Since both the 21y’s in the equations have a positive sign, we subtract the two equations to completely eliminate y from the equation. If the 21y’s had opposite signs, then we’d be adding the two equations.

28x + 21y = 98

-(15x + 21y = 33)

28x - 15x = 98 - 33

13x = 65

x= 65/ 13

x= 5

4x + 3y = 14

4(5) + 3y = 14

20 + 3y = 14

20- 20 + 3y = 14 - 20

3y = -6

y= -6/3

y= -2

As you can see, both methods give the same answers for x and y.

When it comes to solving equations graphically, it focuses on plotting the equations on a grid and the intersection of the two equations basically gives the value of x and y.

4x + 3y = 14 → Equation ①

X- intercept is that point where the graph cuts the x-axis. For the x-intercept we put y = 0 in the equation.

4x + 3(0) = 14

4x = 14

x = 14/4

x = 3.5

Y-intercept is that point where your graph cuts the y-axis.

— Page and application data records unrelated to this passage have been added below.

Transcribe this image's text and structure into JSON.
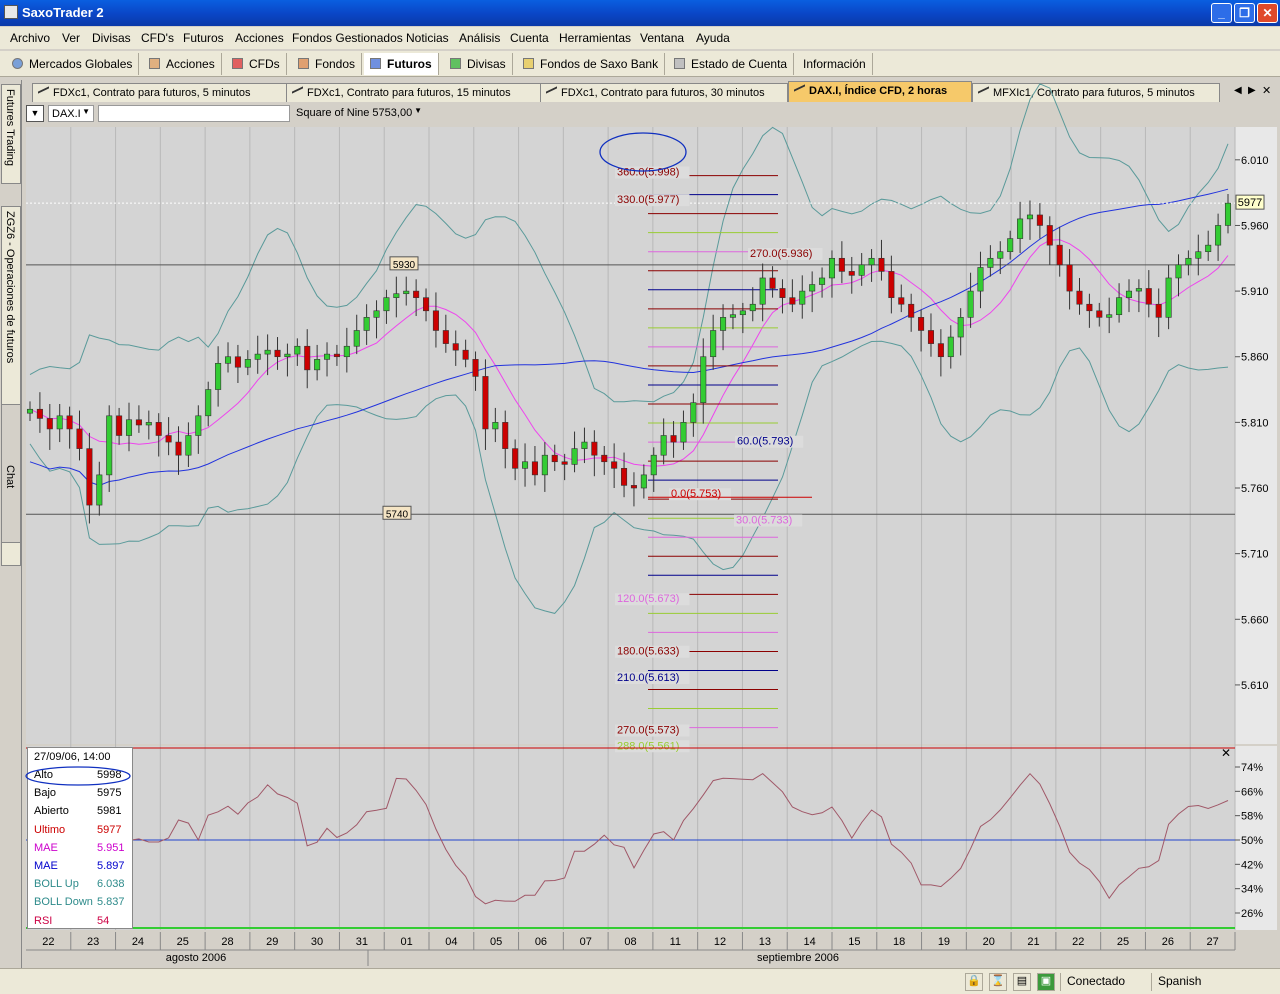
{
  "window": {
    "title": "SaxoTrader 2",
    "minimize": "_",
    "maximize": "❐",
    "close": "✕"
  },
  "menu": [
    "Archivo",
    "Ver",
    "Divisas",
    "CFD's",
    "Futuros",
    "Acciones",
    "Fondos Gestionados",
    "Noticias",
    "Análisis",
    "Cuenta",
    "Herramientas",
    "Ventana",
    "Ayuda"
  ],
  "toolbar": [
    "Mercados Globales",
    "Acciones",
    "CFDs",
    "Fondos",
    "Futuros",
    "Divisas",
    "Fondos de Saxo Bank",
    "Estado de Cuenta",
    "Información"
  ],
  "side_tabs": [
    "Futures Trading",
    "ZGZ6 - Operaciones de futuros",
    "Chat"
  ],
  "chart_tabs": [
    "FDXc1, Contrato para futuros, 5 minutos",
    "FDXc1, Contrato para futuros, 15 minutos",
    "FDXc1, Contrato para futuros, 30 minutos",
    "DAX.I, Índice CFD, 2 horas",
    "MFXIc1, Contrato para futuros, 5 minutos"
  ],
  "chart_header": {
    "symbol": "DAX.I",
    "search_value": "",
    "indicator": "Square of Nine 5753,00"
  },
  "info_box": {
    "datetime": "27/09/06, 14:00",
    "rows": [
      {
        "label": "Alto",
        "value": "5998",
        "color": "#000000"
      },
      {
        "label": "Bajo",
        "value": "5975",
        "color": "#000000"
      },
      {
        "label": "Abierto",
        "value": "5981",
        "color": "#000000"
      },
      {
        "label": "Ultimo",
        "value": "5977",
        "color": "#cc0000"
      },
      {
        "label": "MAE",
        "value": "5.951",
        "color": "#cc00cc"
      },
      {
        "label": "MAE",
        "value": "5.897",
        "color": "#0000cc"
      },
      {
        "label": "BOLL Up",
        "value": "6.038",
        "color": "#2e8b8b"
      },
      {
        "label": "BOLL Down",
        "value": "5.837",
        "color": "#2e8b8b"
      },
      {
        "label": "RSI",
        "value": "54",
        "color": "#cc0044"
      }
    ]
  },
  "status": {
    "connection": "Conectado",
    "language": "Spanish"
  },
  "months": [
    "agosto 2006",
    "septiembre 2006"
  ],
  "chart_data": {
    "type": "candlestick",
    "price_axis": {
      "ticks": [
        "6.010",
        "5.960",
        "5.910",
        "5.860",
        "5.810",
        "5.760",
        "5.710",
        "5.660",
        "5.610"
      ],
      "range": [
        5565,
        6035
      ]
    },
    "last_price_tag": "5977",
    "x_dates": [
      "22",
      "23",
      "24",
      "25",
      "28",
      "29",
      "30",
      "31",
      "01",
      "04",
      "05",
      "06",
      "07",
      "08",
      "11",
      "12",
      "13",
      "14",
      "15",
      "18",
      "19",
      "20",
      "21",
      "22",
      "25",
      "26",
      "27"
    ],
    "horizontal_lines": [
      {
        "label": "5930",
        "value": 5930
      },
      {
        "label": "5740",
        "value": 5740
      }
    ],
    "square_of_nine_levels": [
      {
        "label": "360.0(5.998)",
        "value": 5998,
        "color": "#8b0000"
      },
      {
        "label": "330.0(5.977)",
        "value": 5977,
        "color": "#8b0000"
      },
      {
        "label": "270.0(5.936)",
        "value": 5936,
        "color": "#8b0000"
      },
      {
        "label": "60.0(5.793)",
        "value": 5793,
        "color": "#00008b"
      },
      {
        "label": "0.0(5.753)",
        "value": 5753,
        "color": "#cc0000"
      },
      {
        "label": "30.0(5.733)",
        "value": 5733,
        "color": "#dd66dd"
      },
      {
        "label": "120.0(5.673)",
        "value": 5673,
        "color": "#dd66dd"
      },
      {
        "label": "180.0(5.633)",
        "value": 5633,
        "color": "#8b0000"
      },
      {
        "label": "210.0(5.613)",
        "value": 5613,
        "color": "#00008b"
      },
      {
        "label": "270.0(5.573)",
        "value": 5573,
        "color": "#8b0000"
      },
      {
        "label": "288.0(5.561)",
        "value": 5561,
        "color": "#99cc33"
      }
    ],
    "close_series": [
      5820,
      5813,
      5805,
      5815,
      5805,
      5790,
      5747,
      5770,
      5815,
      5800,
      5812,
      5808,
      5810,
      5800,
      5795,
      5785,
      5800,
      5815,
      5835,
      5855,
      5860,
      5852,
      5858,
      5862,
      5865,
      5860,
      5862,
      5868,
      5850,
      5858,
      5862,
      5860,
      5868,
      5880,
      5890,
      5895,
      5905,
      5908,
      5910,
      5905,
      5895,
      5880,
      5870,
      5865,
      5858,
      5845,
      5805,
      5810,
      5790,
      5775,
      5780,
      5770,
      5785,
      5780,
      5778,
      5790,
      5795,
      5785,
      5780,
      5775,
      5762,
      5760,
      5770,
      5785,
      5800,
      5795,
      5810,
      5825,
      5860,
      5880,
      5890,
      5892,
      5895,
      5900,
      5920,
      5912,
      5905,
      5900,
      5910,
      5915,
      5920,
      5935,
      5925,
      5922,
      5930,
      5935,
      5925,
      5905,
      5900,
      5890,
      5880,
      5870,
      5860,
      5875,
      5890,
      5910,
      5928,
      5935,
      5940,
      5950,
      5965,
      5968,
      5960,
      5945,
      5930,
      5910,
      5900,
      5895,
      5890,
      5892,
      5905,
      5910,
      5912,
      5900,
      5890,
      5920,
      5930,
      5935,
      5940,
      5945,
      5960,
      5977
    ],
    "rsi": {
      "ticks": [
        "74%",
        "66%",
        "58%",
        "50%",
        "42%",
        "34%",
        "26%"
      ],
      "level": 50
    }
  }
}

For the y-intercept, we put x = 0 in the equation.

4(0) + 3y = 14

3y = 14

y = 14/3

y = 4.67

C( 3.5, 0) and D( 0, 4.67)

We repeat the same steps for equation 2

5x + 7y = 11 → Equation ②

For x-intercept:

5x + 7(0) = 11

5x = 11

x = 11/5

x = 2.5

For y-intercept:

5(0) + 7y = 11

7y = 11

y = 11/7

y = 1.57

A( 2.5, 0) and B( 0, 1.57)

Now that we have found the coordinates, we plot these on the axis and construct a graph for both the lines.

The intersection of the two lines gives us the solution for these simultaneous equations, which is the same as the answers found through the previous methods, x=5 and y=-2.